March 10, 2010
Leafs support headshot penaltiesProposed rule would protect vulnerable players
By TERRY KOSHAN, QMI AGENCY
Three bruising members of the Maple Leafs have thrown their weight behind the NHL’s take on headshots.
The NHL’s general managers, after three days of meetings in Florida, have tabled a rule change that would address headshots, a problem that was underscored when Matt Cooke of the Pittsburgh Penguins devastated the Boston Bruins’ Marc Savard with a blindside hit on Sunday.
Cooke, who will not be suspended for his hit, left the talented Bruins forward with a concussion.
The GMs put forth the language that “a lateral, back pressure or blindside hit to an opponent where the head is targeted and/or the principal point of contact is not permitted. A violation of the above will result in a minor or a major penalty and shall be reviewed for possible supplemental discipline.”
The recommendation will be forwarded to the NHL and NHL Players’ Association competition committee and then to the NHL’s board of governors for final approval before it is passed.
It would be implemented for next season.
Leafs defenceman Dion Phaneuf, one of the more effective open-ice hitters in the game, is all for the proposed rule, as are a couple of other Toronto defencemen, Garnet Exelby and Luke Schenn.
“It’s definitely something that had to be addressed, guys that are in vulnerable positions,” Phaneuf said. “Those hits to the head, there is on place for them in the game. All that comes of it is that guys get hurt, and there had to be something done about it.”
Phaneuf said the proposed rule won’t dictate the way he plays.
“If there is a hit in the open ice, you are allowed to do it,” Phaneuf said. “It’s a fast game. Things happen quickly. Contact is a great part of the game we play and I don’t think it will have any bearing on that.”
All that might concern Exelby is a possible grey area, and the time it could take for players to understand what is legal what is not.
“It’s a start,” Exelby said. “We’ll see how it works and the implementation of it. I just hope it is a clear line. As long as those hits to the body are still fine and there is no intermingling of the two, I am okay with the head rule, definitely.”
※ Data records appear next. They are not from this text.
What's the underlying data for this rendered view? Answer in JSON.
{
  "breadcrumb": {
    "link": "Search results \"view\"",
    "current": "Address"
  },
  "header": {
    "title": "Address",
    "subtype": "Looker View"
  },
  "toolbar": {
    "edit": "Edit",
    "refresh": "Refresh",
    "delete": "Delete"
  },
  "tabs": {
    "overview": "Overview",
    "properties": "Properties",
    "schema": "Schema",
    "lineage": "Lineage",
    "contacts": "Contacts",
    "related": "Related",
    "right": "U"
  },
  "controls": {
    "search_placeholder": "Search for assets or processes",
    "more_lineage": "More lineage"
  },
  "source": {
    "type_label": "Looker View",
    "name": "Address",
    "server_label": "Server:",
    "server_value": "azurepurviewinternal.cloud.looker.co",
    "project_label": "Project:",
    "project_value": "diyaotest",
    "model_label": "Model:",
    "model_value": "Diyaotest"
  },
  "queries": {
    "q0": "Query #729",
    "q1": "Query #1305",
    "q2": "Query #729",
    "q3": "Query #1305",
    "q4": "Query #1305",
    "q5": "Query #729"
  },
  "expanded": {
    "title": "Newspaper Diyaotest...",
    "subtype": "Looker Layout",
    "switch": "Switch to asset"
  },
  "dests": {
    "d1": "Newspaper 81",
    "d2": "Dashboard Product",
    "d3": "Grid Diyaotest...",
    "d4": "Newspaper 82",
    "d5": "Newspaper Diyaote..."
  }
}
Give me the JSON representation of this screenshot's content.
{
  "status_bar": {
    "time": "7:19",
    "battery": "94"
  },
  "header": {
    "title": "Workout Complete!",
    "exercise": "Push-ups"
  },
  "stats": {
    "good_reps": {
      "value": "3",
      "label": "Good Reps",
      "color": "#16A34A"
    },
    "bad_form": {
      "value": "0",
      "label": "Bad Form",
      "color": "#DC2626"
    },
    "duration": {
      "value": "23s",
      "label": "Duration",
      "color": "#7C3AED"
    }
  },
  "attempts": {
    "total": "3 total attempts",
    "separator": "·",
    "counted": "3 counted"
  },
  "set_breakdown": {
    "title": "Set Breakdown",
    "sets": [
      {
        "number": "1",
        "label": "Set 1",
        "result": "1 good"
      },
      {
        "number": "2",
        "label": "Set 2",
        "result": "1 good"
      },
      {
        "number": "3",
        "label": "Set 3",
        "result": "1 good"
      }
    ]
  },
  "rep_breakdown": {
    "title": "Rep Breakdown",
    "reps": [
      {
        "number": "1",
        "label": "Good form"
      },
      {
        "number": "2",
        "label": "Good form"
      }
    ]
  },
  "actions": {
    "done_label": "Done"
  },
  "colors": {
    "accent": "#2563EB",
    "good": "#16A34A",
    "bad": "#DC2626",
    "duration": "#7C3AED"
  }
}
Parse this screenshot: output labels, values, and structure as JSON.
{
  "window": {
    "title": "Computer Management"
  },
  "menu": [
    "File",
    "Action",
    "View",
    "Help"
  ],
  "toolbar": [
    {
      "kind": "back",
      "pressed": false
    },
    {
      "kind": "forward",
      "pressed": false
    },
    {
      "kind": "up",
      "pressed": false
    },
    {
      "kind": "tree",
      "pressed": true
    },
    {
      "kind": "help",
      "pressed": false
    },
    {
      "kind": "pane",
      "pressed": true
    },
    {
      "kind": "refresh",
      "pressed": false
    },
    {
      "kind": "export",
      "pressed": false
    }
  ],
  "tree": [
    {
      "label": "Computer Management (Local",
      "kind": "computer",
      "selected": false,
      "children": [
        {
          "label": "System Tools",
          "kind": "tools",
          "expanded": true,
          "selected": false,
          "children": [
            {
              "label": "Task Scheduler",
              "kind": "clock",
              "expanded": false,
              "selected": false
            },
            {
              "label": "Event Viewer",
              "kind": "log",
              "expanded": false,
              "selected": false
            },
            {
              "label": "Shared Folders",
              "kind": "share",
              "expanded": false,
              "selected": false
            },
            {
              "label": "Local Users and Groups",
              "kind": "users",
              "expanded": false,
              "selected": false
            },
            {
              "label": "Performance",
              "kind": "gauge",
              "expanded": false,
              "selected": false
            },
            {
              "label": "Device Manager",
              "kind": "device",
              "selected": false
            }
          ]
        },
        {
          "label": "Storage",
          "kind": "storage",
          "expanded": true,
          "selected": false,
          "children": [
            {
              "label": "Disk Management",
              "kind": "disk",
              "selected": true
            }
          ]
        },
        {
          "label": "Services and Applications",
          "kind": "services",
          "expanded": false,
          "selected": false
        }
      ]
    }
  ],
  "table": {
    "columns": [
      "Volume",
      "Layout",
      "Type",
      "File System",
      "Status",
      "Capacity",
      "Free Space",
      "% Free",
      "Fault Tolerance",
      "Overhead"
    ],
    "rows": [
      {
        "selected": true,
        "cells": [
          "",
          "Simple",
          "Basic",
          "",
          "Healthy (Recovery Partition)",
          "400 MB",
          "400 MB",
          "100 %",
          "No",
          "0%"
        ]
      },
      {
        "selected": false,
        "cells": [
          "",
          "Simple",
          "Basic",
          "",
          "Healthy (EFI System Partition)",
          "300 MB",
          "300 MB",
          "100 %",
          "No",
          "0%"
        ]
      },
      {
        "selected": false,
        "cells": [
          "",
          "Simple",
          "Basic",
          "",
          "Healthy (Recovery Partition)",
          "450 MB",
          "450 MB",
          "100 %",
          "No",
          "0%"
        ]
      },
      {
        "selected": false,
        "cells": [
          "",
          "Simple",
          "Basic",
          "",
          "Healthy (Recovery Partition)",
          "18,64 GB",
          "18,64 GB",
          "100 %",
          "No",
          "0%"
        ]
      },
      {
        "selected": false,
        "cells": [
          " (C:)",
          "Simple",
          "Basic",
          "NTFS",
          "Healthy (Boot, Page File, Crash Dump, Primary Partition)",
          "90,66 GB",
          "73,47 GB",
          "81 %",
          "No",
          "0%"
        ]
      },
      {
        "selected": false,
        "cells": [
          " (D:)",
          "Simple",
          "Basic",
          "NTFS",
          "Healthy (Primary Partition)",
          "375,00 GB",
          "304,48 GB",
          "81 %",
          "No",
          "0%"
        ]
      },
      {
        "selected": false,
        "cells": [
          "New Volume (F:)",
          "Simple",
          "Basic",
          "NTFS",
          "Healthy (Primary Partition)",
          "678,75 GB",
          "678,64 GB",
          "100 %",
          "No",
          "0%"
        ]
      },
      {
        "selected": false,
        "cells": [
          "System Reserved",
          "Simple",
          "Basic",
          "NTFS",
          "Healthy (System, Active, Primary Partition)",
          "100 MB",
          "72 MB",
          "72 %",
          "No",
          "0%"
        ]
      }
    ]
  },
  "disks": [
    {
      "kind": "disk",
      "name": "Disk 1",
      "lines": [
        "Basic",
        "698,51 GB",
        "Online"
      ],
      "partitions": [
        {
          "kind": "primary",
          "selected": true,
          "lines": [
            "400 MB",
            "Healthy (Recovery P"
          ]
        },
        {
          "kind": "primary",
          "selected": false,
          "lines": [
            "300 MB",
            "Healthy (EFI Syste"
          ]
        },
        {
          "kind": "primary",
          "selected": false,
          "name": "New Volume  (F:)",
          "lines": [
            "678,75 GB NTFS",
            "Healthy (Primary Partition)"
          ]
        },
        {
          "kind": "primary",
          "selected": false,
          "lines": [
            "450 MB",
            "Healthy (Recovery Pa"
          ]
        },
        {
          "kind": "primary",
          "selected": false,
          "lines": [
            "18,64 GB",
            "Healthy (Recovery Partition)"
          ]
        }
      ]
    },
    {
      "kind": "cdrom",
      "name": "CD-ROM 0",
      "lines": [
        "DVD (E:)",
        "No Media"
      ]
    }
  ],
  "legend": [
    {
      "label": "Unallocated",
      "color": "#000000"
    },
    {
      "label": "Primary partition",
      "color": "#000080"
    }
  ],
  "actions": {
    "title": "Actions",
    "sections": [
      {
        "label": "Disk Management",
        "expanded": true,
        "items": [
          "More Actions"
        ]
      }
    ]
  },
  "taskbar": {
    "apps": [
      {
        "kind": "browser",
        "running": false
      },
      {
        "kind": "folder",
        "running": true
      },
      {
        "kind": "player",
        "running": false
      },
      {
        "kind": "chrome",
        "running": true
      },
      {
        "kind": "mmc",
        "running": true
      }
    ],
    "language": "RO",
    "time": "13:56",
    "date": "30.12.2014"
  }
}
Said Schenn: “There have been too many head shots, and if the rule is in stone, that’s good.”